1st March, otherwise known as Super Tuesday, saw more than a dozen US states elect delegates in the contest for the Democrat and Republican presidential nominations. Super Tuesday is a historically momentous day in presidential elections, and is seen by many to be one of the most important days for candidates in their bids.
On America’s political left, Hillary Clinton regained momentum for her campaign by winning in Alabama, Arkansas, Georgia, Massachusetts, Tennessee, Texas and Virginia, succeeding in what the BBC called a “firewall” of Southern states. The senator and former first lady succeeded in winning the Democrat’s black vote in these states, despite recent PR disasters involving Black Lives Matter activists who criticised her attitudes to racism during her husband’s presidency in the 90s.
Bernie Sanders, Clinton’s only rival, won in Colorado, Minnesota, Oklahoma, and his own state of Vermont. Whilst Sanders did do quite well, the result has pushed Clinton further towards the nomination. A Democrat candidate needs to collect 2383 delegates to win their party’s nomination; Clinton now has 1,052, whereas Sanders has 427 in comparison.
It seems then, that a victory for Clinton is quite assured. However 34 states still have to vote for the Democrats, in addition to a large handful of US territories, such as Guam.
On the Republican side, Donald Trump won in Alabama, Arkansas, Georgia, Massachusetts, Tennessee, Vermont and Virginia. These victories come despite controversy surrounding his reluctance to condemn endorsements from the Ku Klux Klan. It seems to have spooked his rivals too; 2008 and 2012 candidate Mitt Romney recently warned Republicans against voting for Trump.
While Trump seems to be the front runner, the race is closer between the Republican nominees than Democrats. The distance between Trump and his surviving rivals Ted Cruz and Marco Rubio has narrowed following Super Tuesday, with Trump holding the support of only 39 more delegates than Cruz. The GOP party winner requires the support of fewer delegates than their Democrat competitors; only 1,237 are needed to win. Cruz’s loss in the state of Georgia was significant, however, especially as evangelical Christians comprise a lot of his support base; he also lost the vote in Georgia, and other so-called ‘Bible Belt’ southern states to Trump.
Florida’s primary, on 15th March, will be important, particularly for the trailing Rubio. Despite being the state senator, Trump is leading Rubio in the polls for the Sunshine State – it would be extremely humiliating and detrimental to a future run for Rubio to lose a vote in his own state.
Currently, Trump has the support of 329 delegates, Cruz has 231, Rubio, 110, John Kasich and Ben Carson are trailing with the support of 25 and 8 delegates respectively.

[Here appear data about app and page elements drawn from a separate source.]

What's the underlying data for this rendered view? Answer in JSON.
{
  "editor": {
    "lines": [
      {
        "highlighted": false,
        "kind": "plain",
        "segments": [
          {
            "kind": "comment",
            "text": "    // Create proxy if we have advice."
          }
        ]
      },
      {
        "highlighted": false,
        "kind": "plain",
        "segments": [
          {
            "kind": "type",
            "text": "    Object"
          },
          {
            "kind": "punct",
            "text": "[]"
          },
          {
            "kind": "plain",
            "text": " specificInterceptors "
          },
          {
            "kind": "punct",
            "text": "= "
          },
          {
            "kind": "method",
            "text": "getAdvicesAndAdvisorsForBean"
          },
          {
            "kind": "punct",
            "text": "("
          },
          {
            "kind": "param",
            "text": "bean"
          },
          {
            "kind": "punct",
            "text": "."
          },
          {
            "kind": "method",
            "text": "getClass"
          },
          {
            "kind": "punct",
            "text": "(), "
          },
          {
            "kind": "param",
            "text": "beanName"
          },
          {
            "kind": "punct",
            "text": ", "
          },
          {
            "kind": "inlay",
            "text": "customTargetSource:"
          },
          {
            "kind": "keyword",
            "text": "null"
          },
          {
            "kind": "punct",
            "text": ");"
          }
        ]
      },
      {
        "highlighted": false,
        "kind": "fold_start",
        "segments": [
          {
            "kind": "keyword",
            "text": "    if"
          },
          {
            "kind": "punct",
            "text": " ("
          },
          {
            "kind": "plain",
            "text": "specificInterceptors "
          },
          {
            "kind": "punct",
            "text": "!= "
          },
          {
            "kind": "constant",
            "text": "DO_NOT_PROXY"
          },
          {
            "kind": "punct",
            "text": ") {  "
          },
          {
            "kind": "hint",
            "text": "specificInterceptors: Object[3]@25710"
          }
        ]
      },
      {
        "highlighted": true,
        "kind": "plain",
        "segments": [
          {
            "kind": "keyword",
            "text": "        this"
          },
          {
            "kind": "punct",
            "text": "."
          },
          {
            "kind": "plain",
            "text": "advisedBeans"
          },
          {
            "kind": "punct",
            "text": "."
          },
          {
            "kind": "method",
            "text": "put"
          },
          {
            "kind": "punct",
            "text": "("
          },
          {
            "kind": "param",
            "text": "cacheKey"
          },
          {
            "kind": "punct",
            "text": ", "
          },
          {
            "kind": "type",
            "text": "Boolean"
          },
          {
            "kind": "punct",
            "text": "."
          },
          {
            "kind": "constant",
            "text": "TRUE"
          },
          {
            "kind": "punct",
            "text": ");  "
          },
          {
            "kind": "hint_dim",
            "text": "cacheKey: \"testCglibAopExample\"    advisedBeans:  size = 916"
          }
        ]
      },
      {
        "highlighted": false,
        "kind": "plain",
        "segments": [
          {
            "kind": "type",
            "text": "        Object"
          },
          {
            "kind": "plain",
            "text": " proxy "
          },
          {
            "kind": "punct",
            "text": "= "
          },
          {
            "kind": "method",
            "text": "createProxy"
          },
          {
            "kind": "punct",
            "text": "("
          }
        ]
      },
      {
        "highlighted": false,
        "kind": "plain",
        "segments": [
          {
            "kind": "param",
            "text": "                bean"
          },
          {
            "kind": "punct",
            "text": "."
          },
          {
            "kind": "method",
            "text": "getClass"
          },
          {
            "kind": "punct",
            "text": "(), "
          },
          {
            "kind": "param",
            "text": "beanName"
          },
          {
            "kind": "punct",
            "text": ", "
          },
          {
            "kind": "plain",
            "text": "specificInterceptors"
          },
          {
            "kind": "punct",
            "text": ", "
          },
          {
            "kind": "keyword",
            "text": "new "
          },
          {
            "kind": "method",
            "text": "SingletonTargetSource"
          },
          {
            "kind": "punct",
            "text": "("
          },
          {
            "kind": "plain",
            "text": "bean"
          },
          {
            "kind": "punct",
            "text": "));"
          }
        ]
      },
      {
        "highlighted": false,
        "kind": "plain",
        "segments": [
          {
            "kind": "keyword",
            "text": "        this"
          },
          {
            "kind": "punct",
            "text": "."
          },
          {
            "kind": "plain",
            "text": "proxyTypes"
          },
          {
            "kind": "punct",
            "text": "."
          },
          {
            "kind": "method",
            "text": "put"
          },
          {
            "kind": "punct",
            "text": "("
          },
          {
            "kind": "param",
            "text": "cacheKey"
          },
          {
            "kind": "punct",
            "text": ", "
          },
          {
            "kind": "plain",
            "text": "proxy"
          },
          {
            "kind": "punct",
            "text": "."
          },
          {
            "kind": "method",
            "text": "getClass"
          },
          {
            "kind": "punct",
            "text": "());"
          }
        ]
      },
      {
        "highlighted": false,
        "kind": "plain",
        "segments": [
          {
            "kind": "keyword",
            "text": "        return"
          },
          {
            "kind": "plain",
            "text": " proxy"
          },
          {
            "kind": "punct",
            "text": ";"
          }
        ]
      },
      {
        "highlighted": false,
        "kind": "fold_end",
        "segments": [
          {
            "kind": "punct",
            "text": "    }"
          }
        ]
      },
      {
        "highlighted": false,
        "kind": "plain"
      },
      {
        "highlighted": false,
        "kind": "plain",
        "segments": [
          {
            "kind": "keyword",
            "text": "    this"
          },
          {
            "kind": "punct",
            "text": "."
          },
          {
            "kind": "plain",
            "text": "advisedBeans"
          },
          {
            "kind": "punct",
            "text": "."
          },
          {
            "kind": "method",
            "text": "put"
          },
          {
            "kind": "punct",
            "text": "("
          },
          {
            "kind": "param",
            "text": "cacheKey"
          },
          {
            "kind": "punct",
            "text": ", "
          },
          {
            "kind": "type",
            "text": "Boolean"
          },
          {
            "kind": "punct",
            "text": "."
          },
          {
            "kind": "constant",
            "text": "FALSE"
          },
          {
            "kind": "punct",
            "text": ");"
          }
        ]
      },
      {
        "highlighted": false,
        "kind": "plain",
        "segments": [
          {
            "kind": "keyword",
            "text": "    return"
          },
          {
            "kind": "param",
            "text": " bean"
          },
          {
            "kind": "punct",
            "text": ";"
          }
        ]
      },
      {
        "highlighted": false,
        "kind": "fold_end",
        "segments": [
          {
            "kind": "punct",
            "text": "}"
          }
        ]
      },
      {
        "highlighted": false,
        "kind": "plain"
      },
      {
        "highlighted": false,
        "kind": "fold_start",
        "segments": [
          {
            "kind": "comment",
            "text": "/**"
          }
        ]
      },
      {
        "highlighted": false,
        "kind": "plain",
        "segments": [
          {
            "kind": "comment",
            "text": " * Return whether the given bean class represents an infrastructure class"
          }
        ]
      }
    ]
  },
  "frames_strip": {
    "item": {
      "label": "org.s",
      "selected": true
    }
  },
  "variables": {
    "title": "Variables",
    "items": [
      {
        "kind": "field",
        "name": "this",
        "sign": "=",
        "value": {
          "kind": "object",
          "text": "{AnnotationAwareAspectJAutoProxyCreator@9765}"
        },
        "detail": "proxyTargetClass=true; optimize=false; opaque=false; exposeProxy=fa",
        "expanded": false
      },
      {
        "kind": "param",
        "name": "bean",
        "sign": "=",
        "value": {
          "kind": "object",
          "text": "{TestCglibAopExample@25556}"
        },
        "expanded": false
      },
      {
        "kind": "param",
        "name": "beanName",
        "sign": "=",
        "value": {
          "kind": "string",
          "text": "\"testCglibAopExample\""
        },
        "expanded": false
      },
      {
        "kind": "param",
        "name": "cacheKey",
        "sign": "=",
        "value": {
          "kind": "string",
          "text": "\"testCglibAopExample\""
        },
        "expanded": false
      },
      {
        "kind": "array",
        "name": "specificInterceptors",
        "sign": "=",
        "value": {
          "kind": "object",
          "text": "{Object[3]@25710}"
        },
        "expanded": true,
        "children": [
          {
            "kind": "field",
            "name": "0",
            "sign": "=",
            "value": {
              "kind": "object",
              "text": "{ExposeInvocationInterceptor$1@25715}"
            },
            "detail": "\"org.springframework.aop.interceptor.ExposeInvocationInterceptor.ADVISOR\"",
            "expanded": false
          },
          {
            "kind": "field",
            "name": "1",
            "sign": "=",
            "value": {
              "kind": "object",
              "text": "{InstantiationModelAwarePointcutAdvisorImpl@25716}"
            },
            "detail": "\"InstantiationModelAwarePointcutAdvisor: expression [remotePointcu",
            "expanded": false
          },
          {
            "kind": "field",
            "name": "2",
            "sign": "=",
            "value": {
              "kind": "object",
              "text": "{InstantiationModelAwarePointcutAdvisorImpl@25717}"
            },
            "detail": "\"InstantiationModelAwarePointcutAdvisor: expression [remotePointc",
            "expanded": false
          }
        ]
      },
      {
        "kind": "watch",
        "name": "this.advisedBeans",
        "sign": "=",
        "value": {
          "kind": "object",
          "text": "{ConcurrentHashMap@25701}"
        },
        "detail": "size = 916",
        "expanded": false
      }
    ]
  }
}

After Super Tuesday, pundits often claim the nomination race is a done deal. This may be true of the Democrats, and Donald Trump may have the headlines behind him, but whether he will maintain his Republican position, we’ll just have to wait and see.